While waiting for help, the waiting passengers built campfires onshore to keep themselves warm. One report by a historian notes no panic at all, but some stranded passengers assumed they were on an island, only to find out later they would be led on a bushwhack through the forest for a mile and a half to a nearby road to reach buses that would transport them into Juneau. One person reportedly had a heart attack later in the lobby of the Baranof Hotel.
The United States Coast Guard rescue cutter arrived at 6:30 am and eventually the cutter made two trips to evacuate about 150 remaining passengers and by 9:00 am all 307 passengers had safely disembarked from the stricken vessel.
The final moment. Then no more Princess.
The calmest passenger on the ship that night had been 88-year-old Mrs. Mary Thorne of San Francisco. Other passengers told the press that her courage and cheerfulness boosted their morale and turned what could have been a night of terror into an exciting experience. Mrs. Horne said at the time of the accident that she “was in good shape!” Further exclaiming; “We are all in good spirits and very thankful for the Coast Guard.”
However as the tide rose, her stern became swamped and started to flood. With the incoming tide encroaching on her perch and with her bow still on the rocks, the Princess Kathleen flooded even further, to the point that at 11:30 am, the captain and 80 crew gave up on trying to save her and abandoned her to the elements.
At 12:30 pm, ten hours after running aground, the Princess Kathleen slipped further and further off the rocks and into the sea. Her bow finally resting about 50 below the surface of the water, the stern 120 feet below, with about an 80 degree list. She had 155,000 gallons of bunker C fuel or also known as No. 6 fuel oil on board when she sunk.
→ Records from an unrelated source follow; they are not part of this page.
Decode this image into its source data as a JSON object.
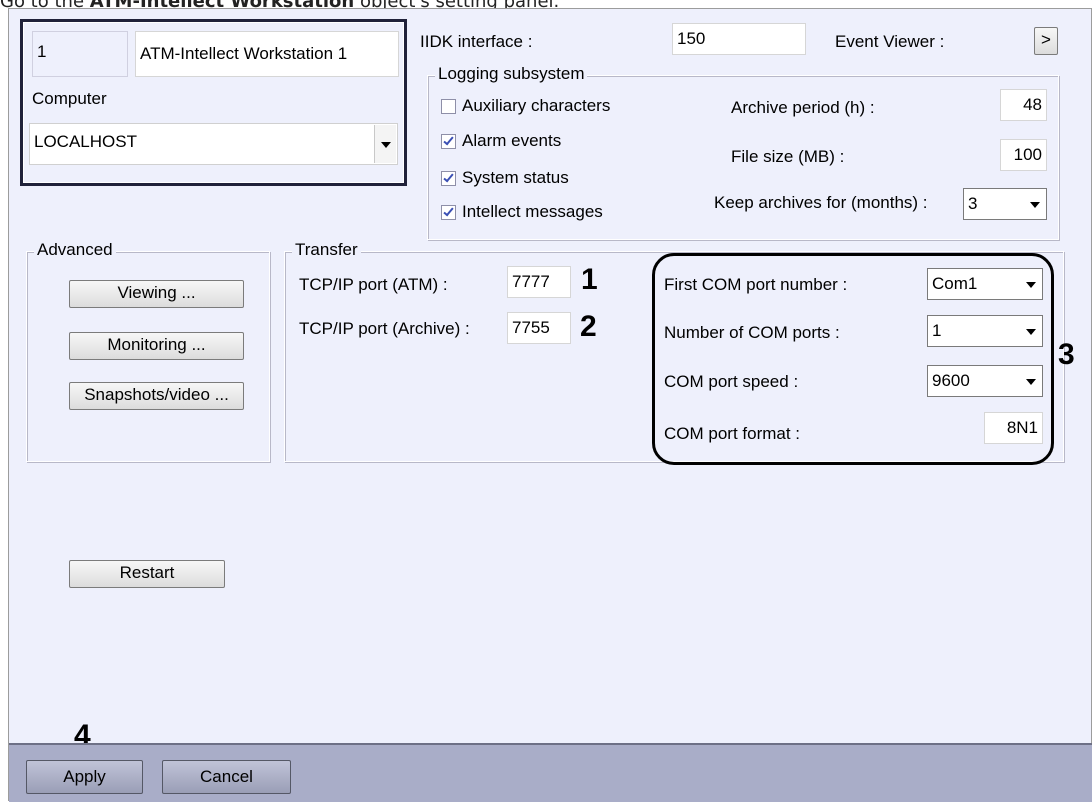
{
  "intro": {
    "prefix": "Go to the ",
    "bold": "ATM-Intellect Workstation",
    "suffix": " object's setting panel."
  },
  "object": {
    "id": "1",
    "name": "ATM-Intellect Workstation 1",
    "computer_label": "Computer",
    "computer_value": "LOCALHOST"
  },
  "iidk": {
    "label": "IIDK interface :",
    "value": "150"
  },
  "event_viewer": {
    "label": "Event Viewer :",
    "button": ">"
  },
  "logging": {
    "title": "Logging subsystem",
    "checkboxes": [
      {
        "label": "Auxiliary characters",
        "checked": false
      },
      {
        "label": "Alarm events",
        "checked": true
      },
      {
        "label": "System status",
        "checked": true
      },
      {
        "label": "Intellect messages",
        "checked": true
      }
    ],
    "archive_period_label": "Archive period (h) :",
    "archive_period_value": "48",
    "file_size_label": "File size (MB) :",
    "file_size_value": "100",
    "keep_label": "Keep archives for (months) :",
    "keep_value": "3"
  },
  "advanced": {
    "title": "Advanced",
    "viewing": "Viewing ...",
    "monitoring": "Monitoring ...",
    "snapshots": "Snapshots/video ..."
  },
  "transfer": {
    "title": "Transfer",
    "atm_label": "TCP/IP port (ATM) :",
    "atm_value": "7777",
    "archive_label": "TCP/IP port (Archive) :",
    "archive_value": "7755",
    "first_com_label": "First COM port number :",
    "first_com_value": "Com1",
    "num_com_label": "Number of COM ports :",
    "num_com_value": "1",
    "speed_label": "COM port speed :",
    "speed_value": "9600",
    "format_label": "COM port format :",
    "format_value": "8N1"
  },
  "restart": "Restart",
  "callouts": {
    "one": "1",
    "two": "2",
    "three": "3",
    "four": "4"
  },
  "buttons": {
    "apply": "Apply",
    "cancel": "Cancel"
  },
  "colors": {
    "panel_bg": "#eef0fc",
    "bottom_bar": "#a9adc8",
    "check_mark": "#3a4fb4"
  }
}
With her precarious position right after sinking and coupled with an age of 27 years it was determined that salvage was too costly and she was left there. 300 of the passengers and crew sued the CPR for $1,119,000. Later, in May of 1954 the claims were settled with approval of a US District Judge for $190,000.
The Alaskan waters claim a Princess.